--- START ---

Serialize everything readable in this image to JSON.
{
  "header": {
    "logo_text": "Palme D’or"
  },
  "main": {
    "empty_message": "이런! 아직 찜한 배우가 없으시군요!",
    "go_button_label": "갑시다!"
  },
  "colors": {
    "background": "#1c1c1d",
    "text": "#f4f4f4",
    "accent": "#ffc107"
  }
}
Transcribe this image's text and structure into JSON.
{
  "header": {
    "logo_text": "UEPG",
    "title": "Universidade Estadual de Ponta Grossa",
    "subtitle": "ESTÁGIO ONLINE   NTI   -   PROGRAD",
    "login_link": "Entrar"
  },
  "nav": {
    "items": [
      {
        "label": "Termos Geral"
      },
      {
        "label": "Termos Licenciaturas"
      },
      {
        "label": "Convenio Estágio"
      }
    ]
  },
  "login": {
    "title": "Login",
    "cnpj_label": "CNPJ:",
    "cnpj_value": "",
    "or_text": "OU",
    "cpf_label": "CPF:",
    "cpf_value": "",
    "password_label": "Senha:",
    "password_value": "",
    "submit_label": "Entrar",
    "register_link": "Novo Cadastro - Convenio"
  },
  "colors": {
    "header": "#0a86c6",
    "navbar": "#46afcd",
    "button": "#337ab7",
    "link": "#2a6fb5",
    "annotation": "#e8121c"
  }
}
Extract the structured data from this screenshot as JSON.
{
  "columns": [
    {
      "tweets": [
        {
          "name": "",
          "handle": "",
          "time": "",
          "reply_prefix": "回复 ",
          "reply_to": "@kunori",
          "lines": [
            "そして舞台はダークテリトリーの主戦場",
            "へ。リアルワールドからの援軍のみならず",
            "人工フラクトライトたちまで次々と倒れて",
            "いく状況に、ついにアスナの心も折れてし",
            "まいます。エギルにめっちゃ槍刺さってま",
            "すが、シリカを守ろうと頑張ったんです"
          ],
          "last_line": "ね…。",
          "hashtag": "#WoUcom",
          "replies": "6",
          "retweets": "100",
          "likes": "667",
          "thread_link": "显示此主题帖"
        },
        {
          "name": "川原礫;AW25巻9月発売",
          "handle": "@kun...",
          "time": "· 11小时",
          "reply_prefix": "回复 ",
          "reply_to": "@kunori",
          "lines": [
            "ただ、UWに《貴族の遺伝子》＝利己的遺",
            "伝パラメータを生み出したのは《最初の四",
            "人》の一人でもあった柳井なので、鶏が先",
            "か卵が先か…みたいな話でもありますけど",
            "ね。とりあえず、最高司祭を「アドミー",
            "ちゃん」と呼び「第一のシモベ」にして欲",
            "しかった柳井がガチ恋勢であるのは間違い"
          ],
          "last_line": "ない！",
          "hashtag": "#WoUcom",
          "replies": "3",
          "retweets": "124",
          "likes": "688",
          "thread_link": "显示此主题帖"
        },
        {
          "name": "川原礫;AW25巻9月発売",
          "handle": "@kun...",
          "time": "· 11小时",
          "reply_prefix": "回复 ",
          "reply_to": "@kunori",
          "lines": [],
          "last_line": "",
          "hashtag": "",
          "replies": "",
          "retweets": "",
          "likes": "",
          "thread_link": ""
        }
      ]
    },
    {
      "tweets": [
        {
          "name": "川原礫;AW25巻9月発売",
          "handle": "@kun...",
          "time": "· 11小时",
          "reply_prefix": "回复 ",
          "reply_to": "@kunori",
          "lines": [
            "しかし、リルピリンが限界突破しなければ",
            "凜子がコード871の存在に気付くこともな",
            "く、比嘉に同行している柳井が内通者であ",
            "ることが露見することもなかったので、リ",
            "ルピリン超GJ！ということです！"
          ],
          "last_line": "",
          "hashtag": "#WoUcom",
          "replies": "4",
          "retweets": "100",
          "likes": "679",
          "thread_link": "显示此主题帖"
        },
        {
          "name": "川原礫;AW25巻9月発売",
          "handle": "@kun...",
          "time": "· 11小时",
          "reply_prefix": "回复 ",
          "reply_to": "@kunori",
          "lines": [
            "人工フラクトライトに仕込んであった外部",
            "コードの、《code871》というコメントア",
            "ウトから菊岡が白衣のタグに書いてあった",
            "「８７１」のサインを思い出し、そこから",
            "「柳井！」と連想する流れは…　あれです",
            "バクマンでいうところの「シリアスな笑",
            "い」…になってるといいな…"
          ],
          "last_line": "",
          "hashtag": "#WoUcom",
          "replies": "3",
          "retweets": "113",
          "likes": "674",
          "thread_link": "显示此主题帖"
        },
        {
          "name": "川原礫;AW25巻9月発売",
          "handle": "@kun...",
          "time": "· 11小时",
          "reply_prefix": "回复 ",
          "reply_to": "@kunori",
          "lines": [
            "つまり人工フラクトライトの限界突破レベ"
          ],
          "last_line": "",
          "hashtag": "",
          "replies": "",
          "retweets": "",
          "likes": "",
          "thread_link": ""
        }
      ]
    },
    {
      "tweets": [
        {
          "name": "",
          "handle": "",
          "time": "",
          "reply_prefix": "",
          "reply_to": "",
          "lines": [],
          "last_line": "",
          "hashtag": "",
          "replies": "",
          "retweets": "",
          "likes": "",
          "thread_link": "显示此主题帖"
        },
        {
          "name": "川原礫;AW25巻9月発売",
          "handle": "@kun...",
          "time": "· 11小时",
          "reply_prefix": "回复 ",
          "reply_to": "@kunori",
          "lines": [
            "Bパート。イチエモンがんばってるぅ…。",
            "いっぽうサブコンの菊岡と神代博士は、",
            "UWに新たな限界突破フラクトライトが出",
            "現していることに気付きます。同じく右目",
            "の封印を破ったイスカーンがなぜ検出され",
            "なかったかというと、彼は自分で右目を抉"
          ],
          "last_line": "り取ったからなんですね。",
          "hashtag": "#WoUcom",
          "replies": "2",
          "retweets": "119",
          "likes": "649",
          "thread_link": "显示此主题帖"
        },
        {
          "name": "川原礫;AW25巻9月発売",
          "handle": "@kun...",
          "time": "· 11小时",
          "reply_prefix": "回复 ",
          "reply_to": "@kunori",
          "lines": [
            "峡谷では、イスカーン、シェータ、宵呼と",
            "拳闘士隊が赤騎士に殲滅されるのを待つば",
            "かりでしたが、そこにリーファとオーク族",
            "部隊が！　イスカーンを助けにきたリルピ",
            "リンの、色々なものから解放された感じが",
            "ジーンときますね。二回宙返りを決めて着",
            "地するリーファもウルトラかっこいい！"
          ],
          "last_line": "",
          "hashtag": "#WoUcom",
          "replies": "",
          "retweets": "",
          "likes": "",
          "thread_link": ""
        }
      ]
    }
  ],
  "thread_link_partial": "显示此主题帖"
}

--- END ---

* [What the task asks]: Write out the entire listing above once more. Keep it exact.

* [Exercise answer]:
Serialize everything readable in this image to JSON.
{
  "header": {
    "logo_text": "Palme D’or"
  },
  "main": {
    "empty_message": "이런! 아직 찜한 배우가 없으시군요!",
    "go_button_label": "갑시다!"
  },
  "colors": {
    "background": "#1c1c1d",
    "text": "#f4f4f4",
    "accent": "#ffc107"
  }
}
Transcribe this image's text and structure into JSON.
{
  "header": {
    "logo_text": "UEPG",
    "title": "Universidade Estadual de Ponta Grossa",
    "subtitle": "ESTÁGIO ONLINE   NTI   -   PROGRAD",
    "login_link": "Entrar"
  },
  "nav": {
    "items": [
      {
        "label": "Termos Geral"
      },
      {
        "label": "Termos Licenciaturas"
      },
      {
        "label": "Convenio Estágio"
      }
    ]
  },
  "login": {
    "title": "Login",
    "cnpj_label": "CNPJ:",
    "cnpj_value": "",
    "or_text": "OU",
    "cpf_label": "CPF:",
    "cpf_value": "",
    "password_label": "Senha:",
    "password_value": "",
    "submit_label": "Entrar",
    "register_link": "Novo Cadastro - Convenio"
  },
  "colors": {
    "header": "#0a86c6",
    "navbar": "#46afcd",
    "button": "#337ab7",
    "link": "#2a6fb5",
    "annotation": "#e8121c"
  }
}
Extract the structured data from this screenshot as JSON.
{
  "columns": [
    {
      "tweets": [
        {
          "name": "",
          "handle": "",
          "time": "",
          "reply_prefix": "回复 ",
          "reply_to": "@kunori",
          "lines": [
            "そして舞台はダークテリトリーの主戦場",
            "へ。リアルワールドからの援軍のみならず",
            "人工フラクトライトたちまで次々と倒れて",
            "いく状況に、ついにアスナの心も折れてし",
            "まいます。エギルにめっちゃ槍刺さってま",
            "すが、シリカを守ろうと頑張ったんです"
          ],
          "last_line": "ね…。",
          "hashtag": "#WoUcom",
          "replies": "6",
          "retweets": "100",
          "likes": "667",
          "thread_link": "显示此主题帖"
        },
        {
          "name": "川原礫;AW25巻9月発売",
          "handle": "@kun...",
          "time": "· 11小时",
          "reply_prefix": "回复 ",
          "reply_to": "@kunori",
          "lines": [
            "ただ、UWに《貴族の遺伝子》＝利己的遺",
            "伝パラメータを生み出したのは《最初の四",
            "人》の一人でもあった柳井なので、鶏が先",
            "か卵が先か…みたいな話でもありますけど",
            "ね。とりあえず、最高司祭を「アドミー",
            "ちゃん」と呼び「第一のシモベ」にして欲",
            "しかった柳井がガチ恋勢であるのは間違い"
          ],
          "last_line": "ない！",
          "hashtag": "#WoUcom",
          "replies": "3",
          "retweets": "124",
          "likes": "688",
          "thread_link": "显示此主题帖"
        },
        {
          "name": "川原礫;AW25巻9月発売",
          "handle": "@kun...",
          "time": "· 11小时",
          "reply_prefix": "回复 ",
          "reply_to": "@kunori",
          "lines": [],
          "last_line": "",
          "hashtag": "",
          "replies": "",
          "retweets": "",
          "likes": "",
          "thread_link": ""
        }
      ]
    },
    {
      "tweets": [
        {
          "name": "川原礫;AW25巻9月発売",
          "handle": "@kun...",
          "time": "· 11小时",
          "reply_prefix": "回复 ",
          "reply_to": "@kunori",
          "lines": [
            "しかし、リルピリンが限界突破しなければ",
            "凜子がコード871の存在に気付くこともな",
            "く、比嘉に同行している柳井が内通者であ",
            "ることが露見することもなかったので、リ",
            "ルピリン超GJ！ということです！"
          ],
          "last_line": "",
          "hashtag": "#WoUcom",
          "replies": "4",
          "retweets": "100",
          "likes": "679",
          "thread_link": "显示此主题帖"
        },
        {
          "name": "川原礫;AW25巻9月発売",
          "handle": "@kun...",
          "time": "· 11小时",
          "reply_prefix": "回复 ",
          "reply_to": "@kunori",
          "lines": [
            "人工フラクトライトに仕込んであった外部",
            "コードの、《code871》というコメントア",
            "ウトから菊岡が白衣のタグに書いてあった",
            "「８７１」のサインを思い出し、そこから",
            "「柳井！」と連想する流れは…　あれです",
            "バクマンでいうところの「シリアスな笑",
            "い」…になってるといいな…"
          ],
          "last_line": "",
          "hashtag": "#WoUcom",
          "replies": "3",
          "retweets": "113",
          "likes": "674",
          "thread_link": "显示此主题帖"
        },
        {
          "name": "川原礫;AW25巻9月発売",
          "handle": "@kun...",
          "time": "· 11小时",
          "reply_prefix": "回复 ",
          "reply_to": "@kunori",
          "lines": [
            "つまり人工フラクトライトの限界突破レベ"
          ],
          "last_line": "",
          "hashtag": "",
          "replies": "",
          "retweets": "",
          "likes": "",
          "thread_link": ""
        }
      ]
    },
    {
      "tweets": [
        {
          "name": "",
          "handle": "",
          "time": "",
          "reply_prefix": "",
          "reply_to": "",
          "lines": [],
          "last_line": "",
          "hashtag": "",
          "replies": "",
          "retweets": "",
          "likes": "",
          "thread_link": "显示此主题帖"
        },
        {
          "name": "川原礫;AW25巻9月発売",
          "handle": "@kun...",
          "time": "· 11小时",
          "reply_prefix": "回复 ",
          "reply_to": "@kunori",
          "lines": [
            "Bパート。イチエモンがんばってるぅ…。",
            "いっぽうサブコンの菊岡と神代博士は、",
            "UWに新たな限界突破フラクトライトが出",
            "現していることに気付きます。同じく右目",
            "の封印を破ったイスカーンがなぜ検出され",
            "なかったかというと、彼は自分で右目を抉"
          ],
          "last_line": "り取ったからなんですね。",
          "hashtag": "#WoUcom",
          "replies": "2",
          "retweets": "119",
          "likes": "649",
          "thread_link": "显示此主题帖"
        },
        {
          "name": "川原礫;AW25巻9月発売",
          "handle": "@kun...",
          "time": "· 11小时",
          "reply_prefix": "回复 ",
          "reply_to": "@kunori",
          "lines": [
            "峡谷では、イスカーン、シェータ、宵呼と",
            "拳闘士隊が赤騎士に殲滅されるのを待つば",
            "かりでしたが、そこにリーファとオーク族",
            "部隊が！　イスカーンを助けにきたリルピ",
            "リンの、色々なものから解放された感じが",
            "ジーンときますね。二回宙返りを決めて着",
            "地するリーファもウルトラかっこいい！"
          ],
          "last_line": "",
          "hashtag": "#WoUcom",
          "replies": "",
          "retweets": "",
          "likes": "",
          "thread_link": ""
        }
      ]
    }
  ],
  "thread_link_partial": "显示此主题帖"
}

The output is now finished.